A MOTHER left with 74p to feed her daughter for six days has been overwhelmed by the kindness of strangers – and the crisis is helping to heal a long-standing rift with her mother.

The Argus published a story last Saturday describing how Mel Whitchurch, 35, who lives in Preston Road, Brighton, with her partner Chris Steer, 39, and their five-year-old daughter Cheyenne, was left in tears when a Universal Credit payment she was expecting failed to go into her bank account.

As soon as The Argus story appeared, help started arriving. Strangers sent food including pasta, tinned goods and cereal to the family.

After the story was picked up by national newspapers, Mel’s mother, who lives in Wales, got in touch after a family rift lasting several years – and also sent shopping.

“I got a message from my mum on Facebook after the story appeared and she has done a massive shop for me,” said Mel. “I broke down when she first contacted me and I really hope we can heal things.”

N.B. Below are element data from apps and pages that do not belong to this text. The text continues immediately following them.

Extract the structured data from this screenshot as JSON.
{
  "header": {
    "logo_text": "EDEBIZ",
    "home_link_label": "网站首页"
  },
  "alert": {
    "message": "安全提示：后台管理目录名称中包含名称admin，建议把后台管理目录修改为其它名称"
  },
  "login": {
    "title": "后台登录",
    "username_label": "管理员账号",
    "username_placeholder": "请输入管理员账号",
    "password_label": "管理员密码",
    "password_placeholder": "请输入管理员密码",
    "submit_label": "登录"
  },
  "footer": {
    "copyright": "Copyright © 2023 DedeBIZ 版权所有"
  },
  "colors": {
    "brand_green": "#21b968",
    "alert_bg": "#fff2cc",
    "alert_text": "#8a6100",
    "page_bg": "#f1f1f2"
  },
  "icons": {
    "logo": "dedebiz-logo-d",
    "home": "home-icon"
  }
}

Mel, who has back problems and can’t walk, and Chris, who has been signed off work with mental health problems, jointly claim Universal Credit, which replaces six benefits and merges them into one payment.

The couple had arranged to split their monthly payments into two per month – and although Mel says the Department for Work and Pensions told them the payments would be made “fortnightly”, the DWP said the arrangement is for bi-monthly payments.

While Mel had been expecting a payment on October 14, the DWP told her it was due on October 31, leaving the family with 74p to live on for six days.

Their plight has prompted people from around the country to offer to help.

Mel said: “It has been a whirlwind and we’ve been overwhelmed by the response.

“A nice lady did a whole shop for us, including fruit so I could send Cheyenne in to school on the Monday with a snack for storytime, and I had a message from some people in Newcastle saying that if I need anything in the future to get in touch with them.

“I would like to thank everyone so much.

“I don’t know what I would have done without it. I never expected it and didn’t know there were such good people out there.

“I would like to say to them: don’t change because there aren’t enough people out there like that.”

Last week, the DWP responded with a statement saying: “The vast majority of claimants are paid in full and on time and are comfortable managing their money.

“Advance payments and budgeting support is available for anyone who needs extra help.”

The Universal Credit system has been criticised for causing delays to people’s payments and since it was announced in 2010, it has taken longer than expected to be rolled out.

Earlier this week, Chancellor Philip Hammond announced in the Budget that an extra £1billion would be put into Universal Credit over five years to ease those in the process of moving to the new payments, and a £1,000 increase in the amount people can earn before losing benefits, at a cost of up to £1.7 billion a year.